Task requirements> The following data is to be repeated exactly, its pictures excluded.

Supplied information>
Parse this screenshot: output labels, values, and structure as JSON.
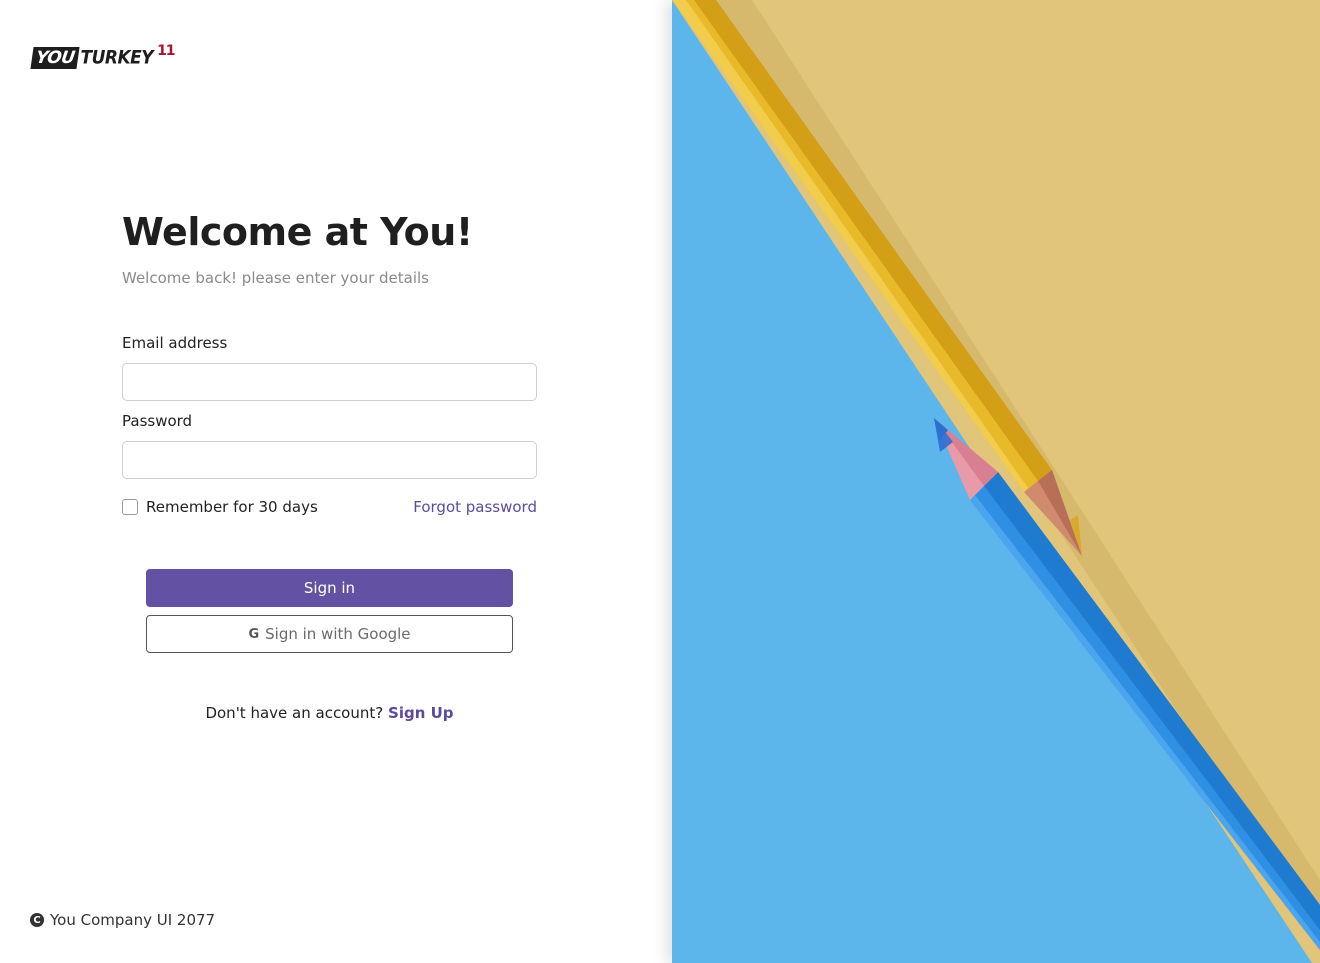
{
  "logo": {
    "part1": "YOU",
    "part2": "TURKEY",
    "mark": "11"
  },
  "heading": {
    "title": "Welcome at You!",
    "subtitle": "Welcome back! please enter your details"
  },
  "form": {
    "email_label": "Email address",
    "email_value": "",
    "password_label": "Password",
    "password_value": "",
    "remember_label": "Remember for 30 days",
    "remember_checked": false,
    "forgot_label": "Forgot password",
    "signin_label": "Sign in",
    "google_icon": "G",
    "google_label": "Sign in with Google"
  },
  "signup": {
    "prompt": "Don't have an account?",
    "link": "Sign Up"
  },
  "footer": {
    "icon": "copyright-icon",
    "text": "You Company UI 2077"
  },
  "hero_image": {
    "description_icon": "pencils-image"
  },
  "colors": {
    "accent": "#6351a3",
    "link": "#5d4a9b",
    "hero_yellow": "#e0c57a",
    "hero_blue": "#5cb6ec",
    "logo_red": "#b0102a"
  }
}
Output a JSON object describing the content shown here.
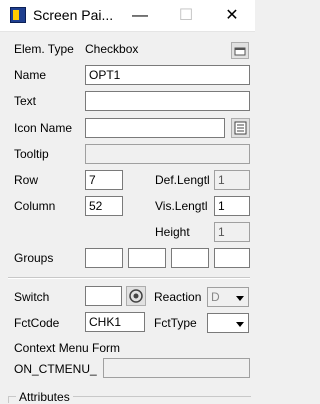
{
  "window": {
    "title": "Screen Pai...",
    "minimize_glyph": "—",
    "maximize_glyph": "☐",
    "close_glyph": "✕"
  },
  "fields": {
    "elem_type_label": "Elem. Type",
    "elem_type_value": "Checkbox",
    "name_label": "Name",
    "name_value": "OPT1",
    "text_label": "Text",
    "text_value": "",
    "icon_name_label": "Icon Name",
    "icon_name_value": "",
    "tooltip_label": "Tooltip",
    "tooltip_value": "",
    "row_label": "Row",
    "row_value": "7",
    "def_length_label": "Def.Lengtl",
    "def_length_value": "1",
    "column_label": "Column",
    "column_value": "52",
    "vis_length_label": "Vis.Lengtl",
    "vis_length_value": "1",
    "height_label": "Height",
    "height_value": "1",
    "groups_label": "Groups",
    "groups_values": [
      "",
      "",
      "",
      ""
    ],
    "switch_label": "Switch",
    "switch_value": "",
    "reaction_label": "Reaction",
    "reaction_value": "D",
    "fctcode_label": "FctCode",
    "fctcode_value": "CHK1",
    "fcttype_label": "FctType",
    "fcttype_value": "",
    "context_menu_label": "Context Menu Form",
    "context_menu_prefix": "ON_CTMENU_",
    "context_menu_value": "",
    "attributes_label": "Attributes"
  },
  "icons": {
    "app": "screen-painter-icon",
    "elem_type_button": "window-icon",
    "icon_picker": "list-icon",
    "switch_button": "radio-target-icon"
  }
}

Answer area>
Parse this screenshot: output labels, values, and structure as JSON.
{
  "logo": {
    "part1": "YOU",
    "part2": "TURKEY",
    "mark": "11"
  },
  "heading": {
    "title": "Welcome at You!",
    "subtitle": "Welcome back! please enter your details"
  },
  "form": {
    "email_label": "Email address",
    "email_value": "",
    "password_label": "Password",
    "password_value": "",
    "remember_label": "Remember for 30 days",
    "remember_checked": false,
    "forgot_label": "Forgot password",
    "signin_label": "Sign in",
    "google_icon": "G",
    "google_label": "Sign in with Google"
  },
  "signup": {
    "prompt": "Don't have an account?",
    "link": "Sign Up"
  },
  "footer": {
    "icon": "copyright-icon",
    "text": "You Company UI 2077"
  },
  "hero_image": {
    "description_icon": "pencils-image"
  },
  "colors": {
    "accent": "#6351a3",
    "link": "#5d4a9b",
    "hero_yellow": "#e0c57a",
    "hero_blue": "#5cb6ec",
    "logo_red": "#b0102a"
  }
}
Output a JSON object describing the content shown here.
{
  "window": {
    "title": "Screen Pai...",
    "minimize_glyph": "—",
    "maximize_glyph": "☐",
    "close_glyph": "✕"
  },
  "fields": {
    "elem_type_label": "Elem. Type",
    "elem_type_value": "Checkbox",
    "name_label": "Name",
    "name_value": "OPT1",
    "text_label": "Text",
    "text_value": "",
    "icon_name_label": "Icon Name",
    "icon_name_value": "",
    "tooltip_label": "Tooltip",
    "tooltip_value": "",
    "row_label": "Row",
    "row_value": "7",
    "def_length_label": "Def.Lengtl",
    "def_length_value": "1",
    "column_label": "Column",
    "column_value": "52",
    "vis_length_label": "Vis.Lengtl",
    "vis_length_value": "1",
    "height_label": "Height",
    "height_value": "1",
    "groups_label": "Groups",
    "groups_values": [
      "",
      "",
      "",
      ""
    ],
    "switch_label": "Switch",
    "switch_value": "",
    "reaction_label": "Reaction",
    "reaction_value": "D",
    "fctcode_label": "FctCode",
    "fctcode_value": "CHK1",
    "fcttype_label": "FctType",
    "fcttype_value": "",
    "context_menu_label": "Context Menu Form",
    "context_menu_prefix": "ON_CTMENU_",
    "context_menu_value": "",
    "attributes_label": "Attributes"
  },
  "icons": {
    "app": "screen-painter-icon",
    "elem_type_button": "window-icon",
    "icon_picker": "list-icon",
    "switch_button": "radio-target-icon"
  }
}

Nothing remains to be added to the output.